▸ Task item:
Lift out each line of the data that holds "grid".
[Source data Boundary: Start]
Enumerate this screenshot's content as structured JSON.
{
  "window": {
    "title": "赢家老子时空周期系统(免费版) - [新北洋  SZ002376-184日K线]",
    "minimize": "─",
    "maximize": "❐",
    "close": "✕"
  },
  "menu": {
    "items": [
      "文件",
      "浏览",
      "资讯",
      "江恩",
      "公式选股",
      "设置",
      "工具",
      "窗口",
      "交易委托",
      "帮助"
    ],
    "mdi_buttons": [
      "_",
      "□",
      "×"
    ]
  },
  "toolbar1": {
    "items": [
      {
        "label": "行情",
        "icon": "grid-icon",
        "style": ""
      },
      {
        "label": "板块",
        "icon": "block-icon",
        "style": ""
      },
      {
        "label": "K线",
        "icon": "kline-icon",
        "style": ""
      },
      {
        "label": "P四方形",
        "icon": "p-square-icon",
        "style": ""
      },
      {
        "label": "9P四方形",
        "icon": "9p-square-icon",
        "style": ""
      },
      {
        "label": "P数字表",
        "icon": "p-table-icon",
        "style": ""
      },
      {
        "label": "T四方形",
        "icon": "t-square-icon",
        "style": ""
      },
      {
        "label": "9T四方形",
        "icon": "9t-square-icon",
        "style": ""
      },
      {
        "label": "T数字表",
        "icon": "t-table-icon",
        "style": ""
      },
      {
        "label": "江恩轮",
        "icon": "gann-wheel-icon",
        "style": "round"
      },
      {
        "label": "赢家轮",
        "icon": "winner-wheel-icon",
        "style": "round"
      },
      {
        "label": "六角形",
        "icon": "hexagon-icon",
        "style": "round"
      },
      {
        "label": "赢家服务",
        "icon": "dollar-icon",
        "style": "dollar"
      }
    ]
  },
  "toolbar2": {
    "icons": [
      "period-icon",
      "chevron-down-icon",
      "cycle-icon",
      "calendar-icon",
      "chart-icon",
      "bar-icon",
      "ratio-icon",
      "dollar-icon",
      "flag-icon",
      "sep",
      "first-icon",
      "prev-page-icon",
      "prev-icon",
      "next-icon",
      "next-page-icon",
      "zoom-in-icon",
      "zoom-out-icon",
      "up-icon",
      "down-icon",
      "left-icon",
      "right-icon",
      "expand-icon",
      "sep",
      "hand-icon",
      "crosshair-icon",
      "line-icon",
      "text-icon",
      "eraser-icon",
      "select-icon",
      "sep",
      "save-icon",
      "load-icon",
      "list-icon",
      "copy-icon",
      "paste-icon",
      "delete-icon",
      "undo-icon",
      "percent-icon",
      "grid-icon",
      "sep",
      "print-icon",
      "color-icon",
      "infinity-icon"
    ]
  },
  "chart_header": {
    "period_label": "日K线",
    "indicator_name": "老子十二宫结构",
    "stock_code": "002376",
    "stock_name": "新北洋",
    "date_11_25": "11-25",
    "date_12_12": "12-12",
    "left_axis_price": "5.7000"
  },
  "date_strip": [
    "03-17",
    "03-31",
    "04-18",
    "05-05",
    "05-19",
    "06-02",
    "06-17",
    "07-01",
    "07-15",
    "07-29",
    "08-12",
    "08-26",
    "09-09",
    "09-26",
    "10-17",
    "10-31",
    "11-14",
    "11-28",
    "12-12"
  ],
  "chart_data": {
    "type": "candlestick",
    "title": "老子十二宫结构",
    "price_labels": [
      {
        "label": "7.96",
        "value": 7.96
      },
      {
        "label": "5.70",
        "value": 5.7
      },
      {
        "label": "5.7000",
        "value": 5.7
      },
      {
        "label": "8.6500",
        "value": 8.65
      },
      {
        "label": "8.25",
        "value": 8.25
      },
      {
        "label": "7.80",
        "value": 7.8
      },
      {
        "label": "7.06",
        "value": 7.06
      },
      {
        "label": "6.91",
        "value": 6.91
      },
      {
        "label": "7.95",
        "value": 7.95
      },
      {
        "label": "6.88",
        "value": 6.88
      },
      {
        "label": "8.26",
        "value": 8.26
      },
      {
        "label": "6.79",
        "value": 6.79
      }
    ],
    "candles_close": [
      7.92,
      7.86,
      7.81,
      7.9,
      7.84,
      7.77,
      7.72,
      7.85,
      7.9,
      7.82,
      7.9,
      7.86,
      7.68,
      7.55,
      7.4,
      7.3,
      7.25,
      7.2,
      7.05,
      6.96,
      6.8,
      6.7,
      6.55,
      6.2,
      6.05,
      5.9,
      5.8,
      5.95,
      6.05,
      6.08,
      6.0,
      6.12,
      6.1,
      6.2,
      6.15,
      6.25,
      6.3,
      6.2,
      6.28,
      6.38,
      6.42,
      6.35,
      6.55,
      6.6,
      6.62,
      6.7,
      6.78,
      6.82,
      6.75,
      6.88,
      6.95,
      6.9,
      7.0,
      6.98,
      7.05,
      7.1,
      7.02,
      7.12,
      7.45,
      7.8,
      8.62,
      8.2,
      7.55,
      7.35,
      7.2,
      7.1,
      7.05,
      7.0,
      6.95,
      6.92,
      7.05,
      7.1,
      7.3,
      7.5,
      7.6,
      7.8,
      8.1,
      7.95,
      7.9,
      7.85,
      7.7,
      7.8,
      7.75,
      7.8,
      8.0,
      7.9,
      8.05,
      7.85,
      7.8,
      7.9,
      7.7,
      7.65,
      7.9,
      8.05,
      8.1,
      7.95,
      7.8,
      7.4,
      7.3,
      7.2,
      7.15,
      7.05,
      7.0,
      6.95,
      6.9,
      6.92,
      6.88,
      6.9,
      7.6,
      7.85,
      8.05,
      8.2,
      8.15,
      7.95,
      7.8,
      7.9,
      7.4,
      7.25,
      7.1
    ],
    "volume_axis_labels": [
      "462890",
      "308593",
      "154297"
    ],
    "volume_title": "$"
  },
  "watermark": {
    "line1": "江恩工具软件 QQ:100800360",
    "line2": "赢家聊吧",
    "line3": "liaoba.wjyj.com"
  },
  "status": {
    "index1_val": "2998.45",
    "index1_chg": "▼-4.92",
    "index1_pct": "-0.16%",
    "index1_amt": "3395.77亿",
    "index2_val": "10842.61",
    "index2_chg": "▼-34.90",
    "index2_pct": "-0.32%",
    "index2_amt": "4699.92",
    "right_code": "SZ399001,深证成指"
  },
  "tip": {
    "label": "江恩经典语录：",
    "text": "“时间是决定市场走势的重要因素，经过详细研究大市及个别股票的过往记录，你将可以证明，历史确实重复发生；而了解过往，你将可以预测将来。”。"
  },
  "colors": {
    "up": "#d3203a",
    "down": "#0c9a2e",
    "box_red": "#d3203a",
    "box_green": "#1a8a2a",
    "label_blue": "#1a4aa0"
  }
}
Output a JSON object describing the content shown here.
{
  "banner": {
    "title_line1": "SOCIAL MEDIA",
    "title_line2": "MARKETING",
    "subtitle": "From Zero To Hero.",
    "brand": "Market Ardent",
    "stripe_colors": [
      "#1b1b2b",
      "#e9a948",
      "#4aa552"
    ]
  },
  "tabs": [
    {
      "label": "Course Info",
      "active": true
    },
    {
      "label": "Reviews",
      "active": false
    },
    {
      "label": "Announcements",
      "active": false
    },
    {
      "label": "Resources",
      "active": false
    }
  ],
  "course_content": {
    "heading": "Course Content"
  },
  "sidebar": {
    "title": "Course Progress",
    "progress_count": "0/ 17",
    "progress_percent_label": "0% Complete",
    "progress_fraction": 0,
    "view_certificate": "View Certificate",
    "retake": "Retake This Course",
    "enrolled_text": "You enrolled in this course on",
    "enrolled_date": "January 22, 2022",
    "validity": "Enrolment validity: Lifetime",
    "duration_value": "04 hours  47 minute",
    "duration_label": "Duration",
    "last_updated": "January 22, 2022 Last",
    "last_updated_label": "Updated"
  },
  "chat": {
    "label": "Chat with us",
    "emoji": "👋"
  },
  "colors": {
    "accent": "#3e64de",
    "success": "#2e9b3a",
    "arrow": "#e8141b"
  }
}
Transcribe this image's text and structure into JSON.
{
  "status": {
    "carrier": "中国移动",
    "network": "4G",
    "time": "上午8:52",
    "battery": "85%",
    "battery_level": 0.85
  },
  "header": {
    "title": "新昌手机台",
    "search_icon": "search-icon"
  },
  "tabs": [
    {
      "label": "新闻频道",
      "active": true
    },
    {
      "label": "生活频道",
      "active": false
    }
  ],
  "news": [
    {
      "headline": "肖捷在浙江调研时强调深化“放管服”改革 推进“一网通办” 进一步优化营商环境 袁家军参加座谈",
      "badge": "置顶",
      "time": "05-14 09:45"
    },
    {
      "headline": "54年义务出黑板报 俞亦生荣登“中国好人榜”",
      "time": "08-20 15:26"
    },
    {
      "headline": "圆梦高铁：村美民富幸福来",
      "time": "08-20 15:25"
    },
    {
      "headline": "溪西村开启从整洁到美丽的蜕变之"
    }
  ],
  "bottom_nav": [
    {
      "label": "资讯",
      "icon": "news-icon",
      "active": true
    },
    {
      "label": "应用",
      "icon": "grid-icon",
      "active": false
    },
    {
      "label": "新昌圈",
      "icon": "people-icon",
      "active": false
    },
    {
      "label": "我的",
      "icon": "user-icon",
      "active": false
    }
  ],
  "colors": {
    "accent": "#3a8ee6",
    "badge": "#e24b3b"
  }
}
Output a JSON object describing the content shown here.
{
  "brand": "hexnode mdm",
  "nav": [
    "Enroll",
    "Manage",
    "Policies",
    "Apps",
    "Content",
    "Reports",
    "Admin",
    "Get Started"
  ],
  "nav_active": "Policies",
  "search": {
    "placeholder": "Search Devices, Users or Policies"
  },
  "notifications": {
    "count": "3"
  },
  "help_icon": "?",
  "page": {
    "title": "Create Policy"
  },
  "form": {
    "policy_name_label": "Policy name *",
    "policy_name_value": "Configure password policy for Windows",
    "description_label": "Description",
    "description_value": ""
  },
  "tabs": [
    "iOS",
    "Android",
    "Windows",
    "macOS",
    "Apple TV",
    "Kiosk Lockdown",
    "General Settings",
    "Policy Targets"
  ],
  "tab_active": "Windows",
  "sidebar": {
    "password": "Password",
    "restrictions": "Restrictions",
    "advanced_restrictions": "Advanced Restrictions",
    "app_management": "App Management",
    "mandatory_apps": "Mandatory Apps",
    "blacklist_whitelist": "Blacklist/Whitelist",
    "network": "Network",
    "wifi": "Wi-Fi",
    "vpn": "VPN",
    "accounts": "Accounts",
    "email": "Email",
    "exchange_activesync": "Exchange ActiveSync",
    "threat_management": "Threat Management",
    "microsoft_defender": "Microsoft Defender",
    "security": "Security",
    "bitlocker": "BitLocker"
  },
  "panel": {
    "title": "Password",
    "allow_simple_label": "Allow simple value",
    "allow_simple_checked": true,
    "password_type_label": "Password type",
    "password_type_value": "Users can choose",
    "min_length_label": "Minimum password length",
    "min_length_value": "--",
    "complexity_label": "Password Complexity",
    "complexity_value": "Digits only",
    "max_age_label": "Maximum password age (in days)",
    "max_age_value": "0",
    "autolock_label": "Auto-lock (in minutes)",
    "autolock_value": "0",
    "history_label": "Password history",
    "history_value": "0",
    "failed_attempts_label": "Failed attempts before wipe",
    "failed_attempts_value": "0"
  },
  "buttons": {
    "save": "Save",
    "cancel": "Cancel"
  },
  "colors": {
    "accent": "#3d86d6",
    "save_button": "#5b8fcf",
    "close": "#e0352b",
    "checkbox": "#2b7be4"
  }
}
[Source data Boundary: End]
▸ Exercise answer:
        "icon": "grid-icon",
      "grid-icon",
      "icon": "grid-icon",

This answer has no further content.